From here we took the main thoroughfare up towards calton hill. On our way we stopped off at a high walled graveyard as the clouds darkened the sky we strolled past old tombs and moss covered graves. It was all very creepy and got us ready for our ghost tour later. 

It wasn’t long till we were up on to the next hill with views over the city and it’s chimneys throwing smoke out into the sky with orange glints of light between buildings.  Up here we could see over to Arthur’s seat and there was information on the volcanic nature of it and the hill the castle was built upon. There were a few bits to see up here so we walked around the summit before descending back down into the capital.  

After all the sightseeing it was time to eat so we had a quick relax and change of clothes in the hotel and walked back up the main street through the old town to the mussel inn. 

I had done some research and this place sounded really good with a good mix of local scottish dishes, I had a crab lasagne to start which was incredible and Peter had scallops which were also really good. For mains Peter had a huge Scottish steak and I had a steaming bowl of mussels in cream and whisky…a lot of whisky! It was all really tasty and we had a bottle of wine to prepare for the ghost tour. 

By the time dinner had finished it was dark and very cold out as we went quietly through the streets to the meeting point. Here we met our guide who took us round the old town regaling us with tales of ghosts and ghouls that haunt the streets of Edinburgh I also got to play a part in the proceedings!

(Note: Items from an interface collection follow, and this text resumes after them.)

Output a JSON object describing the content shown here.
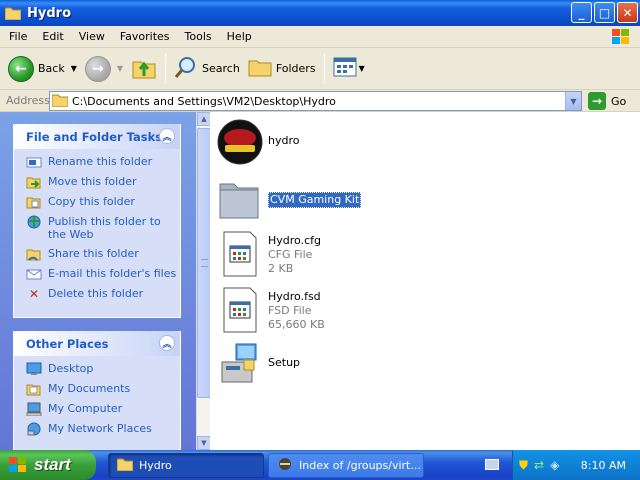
{
  "window": {
    "title": "Hydro",
    "buttons": {
      "minimize": "_",
      "maximize": "□",
      "close": "✕"
    }
  },
  "menu": [
    "File",
    "Edit",
    "View",
    "Favorites",
    "Tools",
    "Help"
  ],
  "toolbar": {
    "back_label": "Back",
    "search_label": "Search",
    "folders_label": "Folders"
  },
  "address": {
    "label": "Address",
    "value": "C:\\Documents and Settings\\VM2\\Desktop\\Hydro",
    "go_label": "Go"
  },
  "tasks_panel": {
    "title": "File and Folder Tasks",
    "items": [
      {
        "label": "Rename this folder",
        "icon": "rename-icon"
      },
      {
        "label": "Move this folder",
        "icon": "move-icon"
      },
      {
        "label": "Copy this folder",
        "icon": "copy-icon"
      },
      {
        "label": "Publish this folder to the Web",
        "icon": "publish-web-icon"
      },
      {
        "label": "Share this folder",
        "icon": "share-icon"
      },
      {
        "label": "E-mail this folder's files",
        "icon": "email-icon"
      },
      {
        "label": "Delete this folder",
        "icon": "delete-icon"
      }
    ]
  },
  "places_panel": {
    "title": "Other Places",
    "items": [
      {
        "label": "Desktop",
        "icon": "desktop-icon"
      },
      {
        "label": "My Documents",
        "icon": "documents-icon"
      },
      {
        "label": "My Computer",
        "icon": "computer-icon"
      },
      {
        "label": "My Network Places",
        "icon": "network-icon"
      }
    ]
  },
  "files": [
    {
      "name": "hydro",
      "type": "",
      "size": "",
      "icon": "hydro-thunder-icon"
    },
    {
      "name": "CVM Gaming Kit",
      "type": "",
      "size": "",
      "icon": "folder-icon",
      "selected": true
    },
    {
      "name": "Hydro.cfg",
      "type": "CFG File",
      "size": "2 KB",
      "icon": "cfg-file-icon"
    },
    {
      "name": "Hydro.fsd",
      "type": "FSD File",
      "size": "65,660 KB",
      "icon": "fsd-file-icon"
    },
    {
      "name": "Setup",
      "type": "",
      "size": "",
      "icon": "setup-icon"
    }
  ],
  "taskbar": {
    "start_label": "start",
    "tasks": [
      {
        "label": "Hydro",
        "active": true
      },
      {
        "label": "Index of /groups/virt...",
        "active": false
      }
    ],
    "clock": "8:10 AM"
  },
  "colors": {
    "titlebar": "#0b4fd0",
    "link_blue": "#215dc6",
    "selection": "#316ac5",
    "start_green": "#3b9f3b"
  }
}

Then we were taken down into the catacombs underneath the city and explored the candle lit rooms with warnings of malevolent spirits all around us. It was a lot of fun and really worth doing, we even got a dram of whiskey at the end…sat round a small room with more ghost stories being told. 

We needed a beer after that and to get out of the cold once we were topside so we did a pub crawl down the main old town street which incorporated a pub selling drams of whiskey for hundreds of pounds, a raucous pub with Scots singing, cheering and stamping their feet and a live band singing every song with a thick Scottish accent.  

We eventually found ourselves back at the hotel and stumbled up to bed.